- **AVAILABLE DATA**:
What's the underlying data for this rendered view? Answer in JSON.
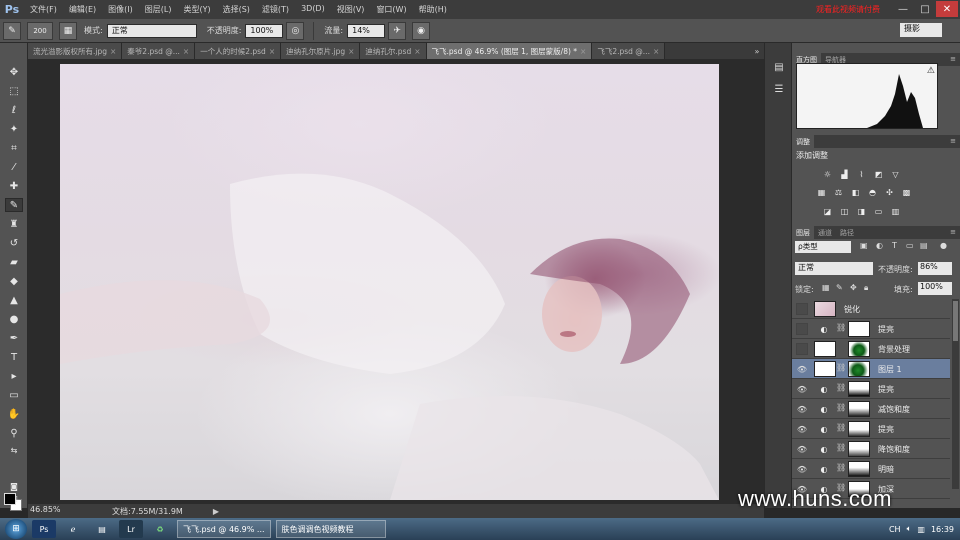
{
  "app": {
    "logo": "Ps",
    "menus": [
      "文件(F)",
      "编辑(E)",
      "图像(I)",
      "图层(L)",
      "类型(Y)",
      "选择(S)",
      "滤镜(T)",
      "3D(D)",
      "视图(V)",
      "窗口(W)",
      "帮助(H)"
    ],
    "window_controls": [
      "—",
      "□",
      "✕"
    ],
    "red_note": "观看此视频请付费 "
  },
  "options": {
    "brush_size": "200",
    "mode_label": "模式:",
    "mode_value": "正常",
    "opacity_label": "不透明度:",
    "opacity_value": "100%",
    "flow_label": "流量:",
    "flow_value": "14%",
    "workspace": "摄影"
  },
  "tabs": [
    {
      "label": "流光溢影版权所有.jpg",
      "active": false
    },
    {
      "label": "秦爷2.psd @...",
      "active": false
    },
    {
      "label": "一个人的时候2.psd",
      "active": false
    },
    {
      "label": "迪纳孔尔原片.jpg",
      "active": false
    },
    {
      "label": "迪纳孔尔.psd",
      "active": false
    },
    {
      "label": "飞飞.psd @ 46.9% (图层 1, 图层蒙版/8) *",
      "active": true
    },
    {
      "label": "飞飞2.psd @...",
      "active": false
    }
  ],
  "status": {
    "zoom": "46.85%",
    "doc_size": "文档:7.55M/31.9M"
  },
  "panels": {
    "histogram_tabs": [
      "直方图",
      "导航器"
    ],
    "adjust_tab": "调整",
    "adjust_title": "添加调整",
    "layer_tabs": [
      "图层",
      "通道",
      "路径"
    ],
    "filter_kind": "ρ类型",
    "blend_mode": "正常",
    "opacity_label": "不透明度:",
    "opacity_value": "86%",
    "lock_label": "锁定:",
    "fill_label": "填充:",
    "fill_value": "100%",
    "layers": [
      {
        "name": "锐化",
        "visible": false,
        "selected": false,
        "thumb": "photo"
      },
      {
        "name": "提亮",
        "visible": false,
        "selected": false,
        "thumb": "white"
      },
      {
        "name": "背景处理",
        "visible": false,
        "selected": false,
        "thumb": "white-green"
      },
      {
        "name": "图层 1",
        "visible": true,
        "selected": true,
        "thumb": "white-green"
      },
      {
        "name": "提亮",
        "visible": true,
        "selected": false,
        "thumb": "mask"
      },
      {
        "name": "减饱和度",
        "visible": true,
        "selected": false,
        "thumb": "mask"
      },
      {
        "name": "提亮",
        "visible": true,
        "selected": false,
        "thumb": "mask"
      },
      {
        "name": "降饱和度",
        "visible": true,
        "selected": false,
        "thumb": "mask"
      },
      {
        "name": "明暗",
        "visible": true,
        "selected": false,
        "thumb": "mask"
      },
      {
        "name": "加深",
        "visible": true,
        "selected": false,
        "thumb": "mask"
      }
    ]
  },
  "watermark": "www.huns.com",
  "taskbar": {
    "tasks": [
      "飞飞.psd @ 46.9% ...",
      "肤色调调色视频教程"
    ],
    "tray_lang": "CH",
    "clock": "16:39"
  },
  "colors": {
    "accent_selected_layer": "#6a7e9e",
    "close_button": "#c43c3c",
    "red_note": "#ff2020"
  }
}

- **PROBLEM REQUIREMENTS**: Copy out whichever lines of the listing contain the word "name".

- **PROBLEM SOLUTION**:
        "name": "锐化",
        "name": "提亮",
        "name": "背景处理",
        "name": "图层 1",
        "name": "提亮",
        "name": "减饱和度",
        "name": "提亮",
        "name": "降饱和度",
        "name": "明暗",
        "name": "加深",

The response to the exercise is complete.